(Stored dataset items)
/---

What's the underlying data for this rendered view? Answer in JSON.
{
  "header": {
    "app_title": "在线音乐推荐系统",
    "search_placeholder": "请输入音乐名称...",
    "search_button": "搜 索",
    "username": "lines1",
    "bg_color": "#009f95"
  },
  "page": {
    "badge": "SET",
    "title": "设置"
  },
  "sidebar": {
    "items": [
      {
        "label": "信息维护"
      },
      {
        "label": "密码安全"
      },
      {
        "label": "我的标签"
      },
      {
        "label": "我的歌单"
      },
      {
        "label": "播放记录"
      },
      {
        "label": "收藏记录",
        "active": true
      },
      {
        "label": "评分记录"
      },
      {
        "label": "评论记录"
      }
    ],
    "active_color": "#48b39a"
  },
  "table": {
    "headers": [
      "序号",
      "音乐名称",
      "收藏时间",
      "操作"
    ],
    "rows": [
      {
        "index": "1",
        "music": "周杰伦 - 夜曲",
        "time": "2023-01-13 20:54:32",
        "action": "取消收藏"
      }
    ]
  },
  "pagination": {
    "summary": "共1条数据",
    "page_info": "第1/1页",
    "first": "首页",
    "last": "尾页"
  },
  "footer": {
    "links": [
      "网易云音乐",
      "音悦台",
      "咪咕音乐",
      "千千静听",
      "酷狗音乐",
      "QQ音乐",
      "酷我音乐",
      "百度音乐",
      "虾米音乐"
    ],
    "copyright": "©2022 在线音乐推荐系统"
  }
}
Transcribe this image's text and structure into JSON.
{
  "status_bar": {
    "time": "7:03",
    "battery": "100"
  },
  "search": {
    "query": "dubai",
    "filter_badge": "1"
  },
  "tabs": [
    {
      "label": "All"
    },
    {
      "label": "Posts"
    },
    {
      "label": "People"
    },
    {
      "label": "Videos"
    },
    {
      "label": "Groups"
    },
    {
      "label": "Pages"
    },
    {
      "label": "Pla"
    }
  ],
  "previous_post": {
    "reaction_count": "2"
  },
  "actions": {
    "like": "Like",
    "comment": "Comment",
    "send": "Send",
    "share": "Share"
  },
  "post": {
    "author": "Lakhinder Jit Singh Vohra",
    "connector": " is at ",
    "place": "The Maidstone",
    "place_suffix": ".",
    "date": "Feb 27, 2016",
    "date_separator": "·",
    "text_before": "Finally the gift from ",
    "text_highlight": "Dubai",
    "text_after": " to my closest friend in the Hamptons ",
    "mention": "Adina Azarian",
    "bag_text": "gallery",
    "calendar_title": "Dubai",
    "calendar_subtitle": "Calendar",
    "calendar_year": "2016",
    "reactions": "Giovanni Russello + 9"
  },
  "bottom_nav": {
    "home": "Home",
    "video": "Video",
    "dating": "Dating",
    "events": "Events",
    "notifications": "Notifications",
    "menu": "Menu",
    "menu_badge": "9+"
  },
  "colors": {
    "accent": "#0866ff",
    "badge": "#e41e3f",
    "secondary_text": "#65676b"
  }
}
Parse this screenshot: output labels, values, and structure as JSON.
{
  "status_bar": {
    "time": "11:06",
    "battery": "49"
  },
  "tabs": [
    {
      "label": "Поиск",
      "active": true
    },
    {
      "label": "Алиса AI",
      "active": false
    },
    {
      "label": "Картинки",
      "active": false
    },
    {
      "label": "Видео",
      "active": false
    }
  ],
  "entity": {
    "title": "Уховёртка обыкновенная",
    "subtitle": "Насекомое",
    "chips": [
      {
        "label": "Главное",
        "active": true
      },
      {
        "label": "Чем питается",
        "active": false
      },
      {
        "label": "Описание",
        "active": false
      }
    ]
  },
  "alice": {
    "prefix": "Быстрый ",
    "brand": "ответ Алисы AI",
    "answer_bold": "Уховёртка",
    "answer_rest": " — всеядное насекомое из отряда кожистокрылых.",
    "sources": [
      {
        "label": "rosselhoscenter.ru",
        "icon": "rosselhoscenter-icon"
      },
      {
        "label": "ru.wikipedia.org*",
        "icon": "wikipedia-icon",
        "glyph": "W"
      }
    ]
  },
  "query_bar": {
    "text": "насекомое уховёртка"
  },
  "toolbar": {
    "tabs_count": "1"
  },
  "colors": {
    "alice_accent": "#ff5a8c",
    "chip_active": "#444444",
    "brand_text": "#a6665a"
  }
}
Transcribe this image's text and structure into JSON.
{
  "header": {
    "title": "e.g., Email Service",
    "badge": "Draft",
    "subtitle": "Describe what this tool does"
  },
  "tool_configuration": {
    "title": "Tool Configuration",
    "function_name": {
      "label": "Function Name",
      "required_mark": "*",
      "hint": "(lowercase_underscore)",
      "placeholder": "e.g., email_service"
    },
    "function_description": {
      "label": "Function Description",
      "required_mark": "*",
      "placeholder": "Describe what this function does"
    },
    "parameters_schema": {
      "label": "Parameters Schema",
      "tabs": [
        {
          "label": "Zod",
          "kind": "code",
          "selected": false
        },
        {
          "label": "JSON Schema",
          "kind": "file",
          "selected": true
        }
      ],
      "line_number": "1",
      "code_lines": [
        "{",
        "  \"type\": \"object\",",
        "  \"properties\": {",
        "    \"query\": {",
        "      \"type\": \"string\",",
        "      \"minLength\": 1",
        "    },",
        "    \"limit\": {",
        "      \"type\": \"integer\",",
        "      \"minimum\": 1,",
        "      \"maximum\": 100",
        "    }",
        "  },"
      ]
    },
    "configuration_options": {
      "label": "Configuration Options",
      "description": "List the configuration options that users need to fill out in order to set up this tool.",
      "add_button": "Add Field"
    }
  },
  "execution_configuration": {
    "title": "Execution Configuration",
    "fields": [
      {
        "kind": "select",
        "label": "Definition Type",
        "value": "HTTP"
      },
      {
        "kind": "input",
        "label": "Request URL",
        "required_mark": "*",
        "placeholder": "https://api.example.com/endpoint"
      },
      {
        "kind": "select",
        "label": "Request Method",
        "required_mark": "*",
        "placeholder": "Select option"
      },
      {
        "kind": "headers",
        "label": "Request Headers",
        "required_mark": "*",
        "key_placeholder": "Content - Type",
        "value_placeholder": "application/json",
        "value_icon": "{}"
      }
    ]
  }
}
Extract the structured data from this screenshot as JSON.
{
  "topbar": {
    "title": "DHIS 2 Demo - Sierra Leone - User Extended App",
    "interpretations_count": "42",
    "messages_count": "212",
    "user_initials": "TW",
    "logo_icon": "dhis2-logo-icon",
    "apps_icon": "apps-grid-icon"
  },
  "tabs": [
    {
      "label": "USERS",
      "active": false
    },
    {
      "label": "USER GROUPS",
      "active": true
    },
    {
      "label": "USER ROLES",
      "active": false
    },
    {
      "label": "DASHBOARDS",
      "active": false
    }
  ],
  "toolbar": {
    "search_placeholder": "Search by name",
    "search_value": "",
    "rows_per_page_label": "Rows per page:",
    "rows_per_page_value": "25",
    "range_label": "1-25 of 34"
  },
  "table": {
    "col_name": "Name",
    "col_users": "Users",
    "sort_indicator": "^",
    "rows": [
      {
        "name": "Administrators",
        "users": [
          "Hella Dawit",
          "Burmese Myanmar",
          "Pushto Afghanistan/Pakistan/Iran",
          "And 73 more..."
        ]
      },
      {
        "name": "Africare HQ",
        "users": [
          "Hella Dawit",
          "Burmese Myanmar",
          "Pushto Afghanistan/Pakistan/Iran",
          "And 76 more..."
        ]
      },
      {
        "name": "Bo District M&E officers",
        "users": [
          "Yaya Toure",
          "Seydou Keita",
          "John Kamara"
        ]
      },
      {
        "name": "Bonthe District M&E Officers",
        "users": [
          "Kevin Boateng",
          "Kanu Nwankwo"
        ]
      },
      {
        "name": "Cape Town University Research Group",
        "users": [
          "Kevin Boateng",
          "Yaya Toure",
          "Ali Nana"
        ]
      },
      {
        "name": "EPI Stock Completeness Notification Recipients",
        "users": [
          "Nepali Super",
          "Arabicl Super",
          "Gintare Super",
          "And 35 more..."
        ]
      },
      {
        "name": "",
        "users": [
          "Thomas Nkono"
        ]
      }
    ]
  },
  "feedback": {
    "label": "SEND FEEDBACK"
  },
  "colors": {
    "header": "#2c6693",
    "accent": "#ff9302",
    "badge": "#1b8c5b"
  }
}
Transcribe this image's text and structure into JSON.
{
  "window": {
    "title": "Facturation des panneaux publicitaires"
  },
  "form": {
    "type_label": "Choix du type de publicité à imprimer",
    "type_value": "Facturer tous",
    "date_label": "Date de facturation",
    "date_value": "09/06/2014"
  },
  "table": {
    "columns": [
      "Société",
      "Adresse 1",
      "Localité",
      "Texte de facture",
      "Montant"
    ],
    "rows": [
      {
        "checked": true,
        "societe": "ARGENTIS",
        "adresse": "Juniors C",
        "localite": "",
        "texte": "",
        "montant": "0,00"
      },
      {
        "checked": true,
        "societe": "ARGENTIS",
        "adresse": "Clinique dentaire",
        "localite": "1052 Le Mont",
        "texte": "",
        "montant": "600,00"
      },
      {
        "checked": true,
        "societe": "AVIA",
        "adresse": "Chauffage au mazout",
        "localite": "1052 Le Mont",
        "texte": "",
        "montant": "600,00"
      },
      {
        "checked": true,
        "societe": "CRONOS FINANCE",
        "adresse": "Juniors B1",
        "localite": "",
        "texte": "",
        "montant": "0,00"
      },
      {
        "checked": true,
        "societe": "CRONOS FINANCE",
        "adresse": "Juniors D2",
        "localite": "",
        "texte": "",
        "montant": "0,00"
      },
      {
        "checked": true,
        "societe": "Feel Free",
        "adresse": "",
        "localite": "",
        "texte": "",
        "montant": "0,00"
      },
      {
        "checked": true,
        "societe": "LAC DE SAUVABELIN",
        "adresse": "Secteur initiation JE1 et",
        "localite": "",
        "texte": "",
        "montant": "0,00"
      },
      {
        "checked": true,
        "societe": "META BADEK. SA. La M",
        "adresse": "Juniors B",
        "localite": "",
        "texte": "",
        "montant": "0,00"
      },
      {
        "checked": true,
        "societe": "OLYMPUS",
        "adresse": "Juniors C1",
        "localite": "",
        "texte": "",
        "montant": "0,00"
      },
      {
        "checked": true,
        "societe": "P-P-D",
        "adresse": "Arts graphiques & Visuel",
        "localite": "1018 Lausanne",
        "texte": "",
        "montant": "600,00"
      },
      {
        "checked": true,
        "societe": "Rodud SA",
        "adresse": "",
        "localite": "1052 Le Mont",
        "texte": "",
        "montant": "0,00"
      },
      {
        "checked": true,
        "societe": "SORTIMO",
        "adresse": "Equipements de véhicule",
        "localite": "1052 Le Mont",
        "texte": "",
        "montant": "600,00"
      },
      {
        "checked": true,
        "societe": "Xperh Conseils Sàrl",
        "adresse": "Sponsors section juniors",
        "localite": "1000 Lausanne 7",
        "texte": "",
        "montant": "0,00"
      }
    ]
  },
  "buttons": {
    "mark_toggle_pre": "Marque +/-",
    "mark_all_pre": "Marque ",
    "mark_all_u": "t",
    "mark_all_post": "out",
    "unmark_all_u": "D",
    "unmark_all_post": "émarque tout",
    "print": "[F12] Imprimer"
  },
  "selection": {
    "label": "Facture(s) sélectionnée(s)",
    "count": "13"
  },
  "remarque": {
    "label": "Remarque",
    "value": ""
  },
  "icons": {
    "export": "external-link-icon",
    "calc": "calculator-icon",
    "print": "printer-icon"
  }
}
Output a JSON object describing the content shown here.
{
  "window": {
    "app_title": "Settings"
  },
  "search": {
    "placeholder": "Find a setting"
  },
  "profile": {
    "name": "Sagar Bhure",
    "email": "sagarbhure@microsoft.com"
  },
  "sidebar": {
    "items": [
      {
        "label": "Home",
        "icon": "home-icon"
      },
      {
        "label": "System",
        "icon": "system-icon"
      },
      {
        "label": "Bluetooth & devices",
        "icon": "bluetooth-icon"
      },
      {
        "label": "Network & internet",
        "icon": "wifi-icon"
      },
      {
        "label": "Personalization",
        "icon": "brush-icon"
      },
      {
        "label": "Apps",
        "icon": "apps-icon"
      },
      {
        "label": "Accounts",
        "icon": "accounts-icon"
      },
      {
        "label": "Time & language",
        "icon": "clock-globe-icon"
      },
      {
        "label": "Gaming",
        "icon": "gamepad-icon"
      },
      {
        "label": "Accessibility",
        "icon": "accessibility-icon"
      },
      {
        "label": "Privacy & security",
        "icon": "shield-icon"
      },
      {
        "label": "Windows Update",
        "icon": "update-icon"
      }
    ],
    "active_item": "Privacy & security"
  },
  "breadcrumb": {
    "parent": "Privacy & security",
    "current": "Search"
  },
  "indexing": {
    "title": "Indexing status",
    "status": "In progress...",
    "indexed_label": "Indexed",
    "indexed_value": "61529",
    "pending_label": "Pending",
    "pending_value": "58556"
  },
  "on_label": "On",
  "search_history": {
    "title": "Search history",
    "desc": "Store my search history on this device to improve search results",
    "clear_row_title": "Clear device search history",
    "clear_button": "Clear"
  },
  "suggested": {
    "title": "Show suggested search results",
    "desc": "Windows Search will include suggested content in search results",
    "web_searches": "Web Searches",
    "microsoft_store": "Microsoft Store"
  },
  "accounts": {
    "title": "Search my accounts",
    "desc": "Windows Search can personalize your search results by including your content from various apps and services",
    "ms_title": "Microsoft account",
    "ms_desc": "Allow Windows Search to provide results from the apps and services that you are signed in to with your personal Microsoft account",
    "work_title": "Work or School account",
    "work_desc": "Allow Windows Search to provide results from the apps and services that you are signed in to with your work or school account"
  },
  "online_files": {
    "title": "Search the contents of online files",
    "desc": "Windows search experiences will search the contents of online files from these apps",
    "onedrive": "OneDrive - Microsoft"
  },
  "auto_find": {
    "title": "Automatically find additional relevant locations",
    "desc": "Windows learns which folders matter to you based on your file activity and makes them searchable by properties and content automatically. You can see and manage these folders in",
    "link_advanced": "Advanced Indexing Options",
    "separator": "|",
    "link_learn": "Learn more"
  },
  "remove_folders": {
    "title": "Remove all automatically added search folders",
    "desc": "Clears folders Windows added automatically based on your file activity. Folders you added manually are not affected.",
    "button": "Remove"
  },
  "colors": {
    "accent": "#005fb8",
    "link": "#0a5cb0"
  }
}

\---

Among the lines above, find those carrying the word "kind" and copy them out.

          "kind": "code",
          "kind": "file",
        "kind": "select",
        "kind": "input",
        "kind": "select",
        "kind": "headers",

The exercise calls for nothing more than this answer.